[2] http://www.kirjasto.sci.fi/jmbarrie.htm visited on 11 June 2002.

[3] Lord Callaghan introduced this Bill in Parliament in 1987, in order to ensure that Great Ormond Street Hospital continued to receive royalties from Peter Pan as stipulated in Barrie's will. The move followed a campaign in The Bookseller, sparked by a letter from a Wendy Rogers.

[4] http://www.kirjasto.sci.fi/jmbarrie.htm visited on 11 June 2002.

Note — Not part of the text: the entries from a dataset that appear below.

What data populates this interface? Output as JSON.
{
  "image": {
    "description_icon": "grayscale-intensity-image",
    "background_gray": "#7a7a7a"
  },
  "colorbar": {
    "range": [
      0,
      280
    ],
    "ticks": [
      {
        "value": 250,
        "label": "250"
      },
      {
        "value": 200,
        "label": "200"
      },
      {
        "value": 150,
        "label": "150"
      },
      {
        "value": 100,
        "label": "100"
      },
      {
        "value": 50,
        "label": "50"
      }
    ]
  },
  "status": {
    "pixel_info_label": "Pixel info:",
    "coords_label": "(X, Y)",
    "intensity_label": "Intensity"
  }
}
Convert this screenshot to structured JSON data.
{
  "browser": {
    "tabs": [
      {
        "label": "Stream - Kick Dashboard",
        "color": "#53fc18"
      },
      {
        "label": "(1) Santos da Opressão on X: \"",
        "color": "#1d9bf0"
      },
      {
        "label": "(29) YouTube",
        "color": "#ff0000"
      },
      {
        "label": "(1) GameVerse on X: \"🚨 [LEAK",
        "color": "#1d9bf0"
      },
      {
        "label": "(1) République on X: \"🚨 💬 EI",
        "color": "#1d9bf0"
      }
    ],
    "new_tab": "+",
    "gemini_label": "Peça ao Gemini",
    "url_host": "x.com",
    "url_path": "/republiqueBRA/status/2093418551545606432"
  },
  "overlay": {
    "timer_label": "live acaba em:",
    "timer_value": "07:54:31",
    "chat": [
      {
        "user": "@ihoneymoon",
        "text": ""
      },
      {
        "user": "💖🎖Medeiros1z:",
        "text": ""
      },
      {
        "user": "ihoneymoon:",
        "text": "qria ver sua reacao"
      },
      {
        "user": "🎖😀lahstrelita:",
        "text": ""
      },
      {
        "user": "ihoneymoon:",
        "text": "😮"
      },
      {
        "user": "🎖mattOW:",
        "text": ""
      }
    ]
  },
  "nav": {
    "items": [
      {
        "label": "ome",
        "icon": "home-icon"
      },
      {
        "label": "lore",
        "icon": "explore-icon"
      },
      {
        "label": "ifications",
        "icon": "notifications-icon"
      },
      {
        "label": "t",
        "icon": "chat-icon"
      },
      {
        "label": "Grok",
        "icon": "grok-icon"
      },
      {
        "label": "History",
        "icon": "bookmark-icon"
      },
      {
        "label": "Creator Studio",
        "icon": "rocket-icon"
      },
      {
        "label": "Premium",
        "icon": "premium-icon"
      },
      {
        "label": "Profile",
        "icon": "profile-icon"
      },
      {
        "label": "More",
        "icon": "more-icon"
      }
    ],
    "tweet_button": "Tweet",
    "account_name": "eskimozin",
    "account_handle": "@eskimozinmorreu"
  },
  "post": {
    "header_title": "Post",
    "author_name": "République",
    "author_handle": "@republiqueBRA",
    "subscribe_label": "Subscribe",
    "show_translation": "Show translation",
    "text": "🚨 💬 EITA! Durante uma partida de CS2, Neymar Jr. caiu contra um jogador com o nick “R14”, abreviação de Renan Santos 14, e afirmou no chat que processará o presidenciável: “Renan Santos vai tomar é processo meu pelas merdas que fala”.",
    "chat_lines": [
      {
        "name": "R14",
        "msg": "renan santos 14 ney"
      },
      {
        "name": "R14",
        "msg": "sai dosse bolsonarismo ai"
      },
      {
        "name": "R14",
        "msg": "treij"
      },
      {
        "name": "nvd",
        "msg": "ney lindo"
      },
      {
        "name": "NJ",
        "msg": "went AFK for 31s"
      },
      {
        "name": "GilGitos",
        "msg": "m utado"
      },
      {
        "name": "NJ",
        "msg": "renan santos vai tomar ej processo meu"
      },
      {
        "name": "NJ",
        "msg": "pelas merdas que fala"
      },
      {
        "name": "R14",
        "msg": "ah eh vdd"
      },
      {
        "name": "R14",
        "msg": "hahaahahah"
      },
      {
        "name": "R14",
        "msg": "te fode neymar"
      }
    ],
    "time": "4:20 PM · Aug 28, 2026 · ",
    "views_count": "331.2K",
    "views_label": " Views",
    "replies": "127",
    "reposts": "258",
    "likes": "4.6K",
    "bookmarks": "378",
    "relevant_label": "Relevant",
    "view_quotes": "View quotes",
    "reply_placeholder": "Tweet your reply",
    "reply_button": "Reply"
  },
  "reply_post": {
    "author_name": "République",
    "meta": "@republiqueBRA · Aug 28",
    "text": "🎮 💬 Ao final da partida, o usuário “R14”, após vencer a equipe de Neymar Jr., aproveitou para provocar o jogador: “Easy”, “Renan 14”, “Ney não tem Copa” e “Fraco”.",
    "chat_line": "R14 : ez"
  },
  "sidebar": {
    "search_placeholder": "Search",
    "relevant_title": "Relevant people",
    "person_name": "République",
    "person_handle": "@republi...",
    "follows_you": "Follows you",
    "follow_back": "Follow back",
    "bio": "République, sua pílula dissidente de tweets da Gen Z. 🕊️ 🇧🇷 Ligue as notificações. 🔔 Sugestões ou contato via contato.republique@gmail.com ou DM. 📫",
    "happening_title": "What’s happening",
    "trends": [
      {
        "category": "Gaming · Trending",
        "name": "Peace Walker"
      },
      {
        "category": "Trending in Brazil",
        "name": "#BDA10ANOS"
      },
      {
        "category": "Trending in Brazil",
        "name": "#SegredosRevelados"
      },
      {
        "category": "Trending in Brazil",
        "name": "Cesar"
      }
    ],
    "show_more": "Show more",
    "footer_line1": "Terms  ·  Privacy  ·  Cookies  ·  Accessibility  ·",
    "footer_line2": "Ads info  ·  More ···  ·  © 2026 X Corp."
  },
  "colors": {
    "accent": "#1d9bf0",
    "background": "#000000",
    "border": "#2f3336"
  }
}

[5] http://www.canongate.net/people/pep.taf?_p=2218 visited on 11 June 2002. Accounts of the devotion of Barrie to his mother are contained in Margaret Ogilvy (1896a) and in Sentimental Tommy (1896b) and Tommy and Grizel (1900) which draw on the difficulties of his childhood and early married life.

eSharp issue: autumn 2003. © Karen McGavock 2003. All rights reserved. ISSN 1742-4542.